AIM OF THE EXERCISE =>
Do any lines in the data below contain "어린이도"? If so, copy every one of them.

Stored data:

--

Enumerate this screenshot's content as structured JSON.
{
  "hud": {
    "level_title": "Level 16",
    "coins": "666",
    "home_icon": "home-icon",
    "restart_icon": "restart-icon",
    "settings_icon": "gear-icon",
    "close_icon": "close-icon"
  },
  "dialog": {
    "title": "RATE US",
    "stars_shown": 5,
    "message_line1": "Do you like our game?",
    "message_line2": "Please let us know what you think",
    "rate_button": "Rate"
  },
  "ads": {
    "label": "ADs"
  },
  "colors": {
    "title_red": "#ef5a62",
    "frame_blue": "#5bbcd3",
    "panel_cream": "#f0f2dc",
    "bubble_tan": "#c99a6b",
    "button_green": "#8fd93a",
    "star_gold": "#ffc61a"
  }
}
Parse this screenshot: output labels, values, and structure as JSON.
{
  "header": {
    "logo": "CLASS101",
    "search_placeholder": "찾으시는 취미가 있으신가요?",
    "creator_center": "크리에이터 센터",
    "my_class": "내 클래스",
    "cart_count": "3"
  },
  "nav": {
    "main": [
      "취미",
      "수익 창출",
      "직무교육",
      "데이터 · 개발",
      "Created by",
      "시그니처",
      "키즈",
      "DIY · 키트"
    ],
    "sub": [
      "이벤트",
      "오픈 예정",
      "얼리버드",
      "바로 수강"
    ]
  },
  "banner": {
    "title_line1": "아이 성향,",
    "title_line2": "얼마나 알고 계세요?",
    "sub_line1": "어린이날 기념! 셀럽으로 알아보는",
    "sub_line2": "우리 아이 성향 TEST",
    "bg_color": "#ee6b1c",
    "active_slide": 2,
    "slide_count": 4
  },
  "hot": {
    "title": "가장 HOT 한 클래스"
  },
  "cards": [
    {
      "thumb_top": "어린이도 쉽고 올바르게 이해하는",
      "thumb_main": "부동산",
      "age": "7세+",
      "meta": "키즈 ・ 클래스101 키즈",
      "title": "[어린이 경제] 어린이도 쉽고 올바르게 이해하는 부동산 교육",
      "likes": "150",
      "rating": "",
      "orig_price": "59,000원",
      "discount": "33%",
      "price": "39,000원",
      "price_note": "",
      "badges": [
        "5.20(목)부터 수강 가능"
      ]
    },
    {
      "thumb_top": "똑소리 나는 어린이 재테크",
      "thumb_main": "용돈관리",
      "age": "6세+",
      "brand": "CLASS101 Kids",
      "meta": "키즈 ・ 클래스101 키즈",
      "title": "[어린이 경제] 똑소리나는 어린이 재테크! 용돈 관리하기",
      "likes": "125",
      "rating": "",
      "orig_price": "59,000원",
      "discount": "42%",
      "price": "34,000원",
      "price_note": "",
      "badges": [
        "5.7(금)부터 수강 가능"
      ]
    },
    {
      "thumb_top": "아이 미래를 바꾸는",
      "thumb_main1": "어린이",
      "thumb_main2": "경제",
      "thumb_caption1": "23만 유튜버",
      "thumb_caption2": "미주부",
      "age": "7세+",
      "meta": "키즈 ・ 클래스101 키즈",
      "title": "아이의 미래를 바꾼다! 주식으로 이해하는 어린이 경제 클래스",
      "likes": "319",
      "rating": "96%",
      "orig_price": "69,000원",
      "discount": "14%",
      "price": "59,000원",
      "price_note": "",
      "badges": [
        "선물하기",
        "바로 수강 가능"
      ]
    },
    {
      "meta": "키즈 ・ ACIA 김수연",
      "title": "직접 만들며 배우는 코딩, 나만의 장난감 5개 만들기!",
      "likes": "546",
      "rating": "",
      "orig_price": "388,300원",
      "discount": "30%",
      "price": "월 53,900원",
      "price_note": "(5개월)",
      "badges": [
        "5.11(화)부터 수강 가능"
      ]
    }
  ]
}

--

EXERCISE OUTPUT =>
      "thumb_top": "어린이도 쉽고 올바르게 이해하는",
      "title": "[어린이 경제] 어린이도 쉽고 올바르게 이해하는 부동산 교육",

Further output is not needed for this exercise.